RateWatch #338 – Tax Cuts
January 11, 2003 By Dick Lepre
The technicals still indicate high volatility - the possibility of a large move in either direction. The
next few weeks are prone to large swings.
The BLS Employment Situation Report showed 101,000 fewer jobs in December. Some of this is due to seasonal corrections which allowed for a surge in retail positions which did not occur. In any case, the economy still has the "blahs."
I wrote a sizable check this week to the US Treasury Department for my 4thQ estimate taxes so the issue of taxes became more than academic.
On Tuesday Bush introduced his tax cut. The Democrats have an alternative. Neither is very imaginative.
Tax cuts will stimulate the economy in the short-term which, I guess, is all that politicians care about.
What would have been much better is investment tax credits geared to seed the growth of the economy of the future. The problem may be two-fold: 1) no one has a good handle on what the growth industries of the future really are and 2) past efforts to target sectors for fiscal stimulus have proved spotty, at best.
A few weeks ago I wrote about targeting a hydrogen-based economy for investments tax credits but clearly we are not ready for it. To some extent there are underlying technical problems but, more than that, there is not broad-based knowledge or support for this. Too few people even know than you can produce energy from hydrogen. Arguing for hydrogen-base economy becomes akin to arguing for Esperanto. May be a good idea but ain't gonna happen.

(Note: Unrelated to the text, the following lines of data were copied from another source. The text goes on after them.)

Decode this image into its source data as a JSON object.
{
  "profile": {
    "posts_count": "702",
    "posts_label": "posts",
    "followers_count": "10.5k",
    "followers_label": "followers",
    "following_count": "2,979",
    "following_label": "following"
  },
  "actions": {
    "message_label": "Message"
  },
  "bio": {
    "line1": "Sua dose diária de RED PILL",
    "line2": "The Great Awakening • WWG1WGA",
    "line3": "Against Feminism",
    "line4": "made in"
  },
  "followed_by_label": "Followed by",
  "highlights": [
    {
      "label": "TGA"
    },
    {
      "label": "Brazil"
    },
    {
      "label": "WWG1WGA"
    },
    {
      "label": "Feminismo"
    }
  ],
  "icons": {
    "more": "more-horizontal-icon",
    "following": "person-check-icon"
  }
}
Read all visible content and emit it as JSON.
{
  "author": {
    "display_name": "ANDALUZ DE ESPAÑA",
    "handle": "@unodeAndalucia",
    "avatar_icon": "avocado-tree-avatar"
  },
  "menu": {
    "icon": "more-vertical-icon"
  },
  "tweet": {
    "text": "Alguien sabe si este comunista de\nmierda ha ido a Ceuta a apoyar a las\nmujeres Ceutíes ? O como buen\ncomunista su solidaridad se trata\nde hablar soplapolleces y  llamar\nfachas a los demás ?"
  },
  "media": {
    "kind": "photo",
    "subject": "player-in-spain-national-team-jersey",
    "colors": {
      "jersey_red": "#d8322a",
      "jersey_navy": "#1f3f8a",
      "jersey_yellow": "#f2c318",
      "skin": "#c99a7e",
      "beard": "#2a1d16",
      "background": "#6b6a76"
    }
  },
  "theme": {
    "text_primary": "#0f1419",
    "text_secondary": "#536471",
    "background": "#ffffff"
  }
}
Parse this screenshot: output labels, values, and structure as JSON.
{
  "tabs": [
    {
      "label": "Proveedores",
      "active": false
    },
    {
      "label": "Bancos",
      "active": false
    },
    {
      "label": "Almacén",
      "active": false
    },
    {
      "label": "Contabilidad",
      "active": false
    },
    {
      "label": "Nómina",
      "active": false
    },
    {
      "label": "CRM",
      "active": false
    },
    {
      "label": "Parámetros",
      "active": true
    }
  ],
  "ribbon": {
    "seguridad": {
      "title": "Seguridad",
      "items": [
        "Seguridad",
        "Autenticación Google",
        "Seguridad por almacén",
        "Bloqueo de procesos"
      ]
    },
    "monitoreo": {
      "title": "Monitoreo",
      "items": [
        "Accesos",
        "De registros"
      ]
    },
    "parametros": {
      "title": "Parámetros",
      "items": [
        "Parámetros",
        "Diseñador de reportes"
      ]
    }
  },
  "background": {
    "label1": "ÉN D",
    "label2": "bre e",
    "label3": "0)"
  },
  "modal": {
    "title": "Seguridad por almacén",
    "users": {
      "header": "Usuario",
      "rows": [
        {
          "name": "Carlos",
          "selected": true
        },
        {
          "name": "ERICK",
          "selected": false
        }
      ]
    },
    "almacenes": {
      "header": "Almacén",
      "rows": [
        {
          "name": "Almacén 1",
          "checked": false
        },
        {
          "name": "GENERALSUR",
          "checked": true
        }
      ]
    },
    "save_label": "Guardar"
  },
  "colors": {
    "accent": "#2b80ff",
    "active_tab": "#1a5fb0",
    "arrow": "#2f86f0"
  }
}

It is easy to blame politicians for promoting whatever gets them elected but, to a significant extent, if that's what the voters want that is what they will get. So we will have Joe Millionaire on TV, McDonalds hamburgers, and the kind of politicians that we have.
So, sadly, we are left with a couple of tired old tax cut packages. The presumption, I think, is that the Bush plan will result in more investment because the elimination of the tax on dividends will return would-be tax receipts to a wealthier set of folks who are more likely to invest it than spend it. There is an underlying flaw with this seemingly intuitive notion. The IRS reports that dividend
income is (roughly) divisible into 5 quintiles.
The following is a table of range of adjusted gross income and total dividend income:
|Income||Total Dividend Income|
|1,000,001 and up||$25.4 billion|
The thesis that elimination of tax on dividends is going to result in big investment dollars seems, to me, shaky. An underlying reality is that stocks are no longer owned by the rich but by the 401K's of the middle class. The notion that the elimination of a tax on dividends will benefit solely or mainly the rich is not based in reality.
One might conclude that the two tax-cut packages are about nothing more than posturing for the 2004 election. We deserve better.
My underlying assumption is that consumer spending is still doing fine and an "across the board" tax cut is geared to stimulating consumer spending.
The real question, I think, is this: assuming that the federal government is going into the hole, is it better off (economically) for the government to keep taxes where they are and to increase spending and hope that government spending will stimulate the economy? More succinctly:
can the federal government spend dollars more wisely than consumers?
A sad fact is that we really do not know the result of changes in the economic forces of taxation, spending and interest rates. I really do believe that we are gaining a better understanding of economics, fiscal policy and interest rates. We are not yet to the point where we know exactly what dose of what drug the economy needs.
For myself, my background in science predisposes me to the belief that what is needed is a large investment in basic physics research. A real understanding of the nature of energy and matter (the provenance of physics) might lead to a permanent solution to the energy issue and a whole lot more. Economic activity consists of work. Work is force times distance. Energy is the ability to do work. We need new sources of energy and the manner in which they will be discovered is through basic physics research.
There are (at least) three problems with this:
1) it is not necessarily a set objective like going to the moon. It is a lot more amorphous than that. The public can understand what going to the moon is but they do not know what the difference between fission and fusion is, and they have never heard of superstring theory
2) the people who understand science and what are its possibilities are, by their nature, not the sort of folks who understand how to muster political force for their own interests
3) the last time something like this was done was the superconducting supercollider which turned into a political disaster. Read this article about the history of the superconducting supercollider:
My advice: next time we have a large-scale project, locate it in Wyoming.